Though North Korea’s elite have been spotted with expensive and even designer goods, like current leader Kim Jong Un’s wife, Ri Sol Ju, who was photographed carrying a designer Christian Dior bag at an official event, achieving the Elle Magazine’s version of their local style is pretty much unattainable for most citizens of the pariah nation. Outside of capital city Pyongyang, where most of the country’s rich and well-connected reside, reports of crippling famine, crumbling infrastructure and a failing economy plague North Korean citizens. (According to USNews, the average North Korean family has an annual income of about $900).
Also, while thousand-dollar high-heel shoes are not only overpriced for even the privileged North Korean and also impractical, it seems that some North Koreans are able to get a few of life’s luxuries. The Kim family may be the only people in the country with a fleet of private yachts, but things may be changing for other elite and members of the isolated nation in a material sense. For example, North Korea has developed a locally made tablet device, the Samjiyon. In addition, according to a report by Time Magazine, in Pyongyang a market for more cutting edge fashion as emerged with the opening if a number of boutiques -- dressing the capital in high quality threads, especially compared to the rest of the nation. “The change has been most obvious over the last couple of years,” Simon Cockerell, General Manager of Koryo Tours, a Beijing-based travel agency that brings tourists to North Korea, told Time. “There is more stuff to buy,” he says, adding, “There were always clothes available, but now there are nicer and better clothes.”

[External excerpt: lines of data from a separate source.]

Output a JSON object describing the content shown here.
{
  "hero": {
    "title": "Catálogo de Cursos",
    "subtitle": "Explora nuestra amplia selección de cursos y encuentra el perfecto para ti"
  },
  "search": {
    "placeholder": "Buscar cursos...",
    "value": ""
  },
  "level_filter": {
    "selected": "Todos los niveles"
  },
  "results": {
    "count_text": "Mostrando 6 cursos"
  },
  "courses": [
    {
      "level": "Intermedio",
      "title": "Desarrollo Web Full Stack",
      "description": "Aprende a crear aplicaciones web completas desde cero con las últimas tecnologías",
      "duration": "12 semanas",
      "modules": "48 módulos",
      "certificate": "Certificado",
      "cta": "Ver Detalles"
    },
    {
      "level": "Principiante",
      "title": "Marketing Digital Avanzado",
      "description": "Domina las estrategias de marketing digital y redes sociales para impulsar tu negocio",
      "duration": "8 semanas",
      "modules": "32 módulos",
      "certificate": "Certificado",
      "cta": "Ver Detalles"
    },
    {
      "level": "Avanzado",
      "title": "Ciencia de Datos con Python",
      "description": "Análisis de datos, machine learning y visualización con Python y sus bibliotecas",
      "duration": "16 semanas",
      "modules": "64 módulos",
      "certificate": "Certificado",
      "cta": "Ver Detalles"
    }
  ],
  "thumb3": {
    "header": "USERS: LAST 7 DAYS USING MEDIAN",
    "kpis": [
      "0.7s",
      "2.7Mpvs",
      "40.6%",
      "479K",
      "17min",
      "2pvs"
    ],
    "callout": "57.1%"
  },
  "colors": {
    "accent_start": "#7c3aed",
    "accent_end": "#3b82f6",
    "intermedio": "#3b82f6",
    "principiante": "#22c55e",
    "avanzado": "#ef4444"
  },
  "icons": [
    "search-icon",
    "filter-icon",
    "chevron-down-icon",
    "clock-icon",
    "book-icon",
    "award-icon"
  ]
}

Of course, this is not the first time that a Communist state has inspired fashion trends in the west -- in the 1960s, for example, Che Guevara's beret became a required accessory for young hipsters from Paris to Los Angeles.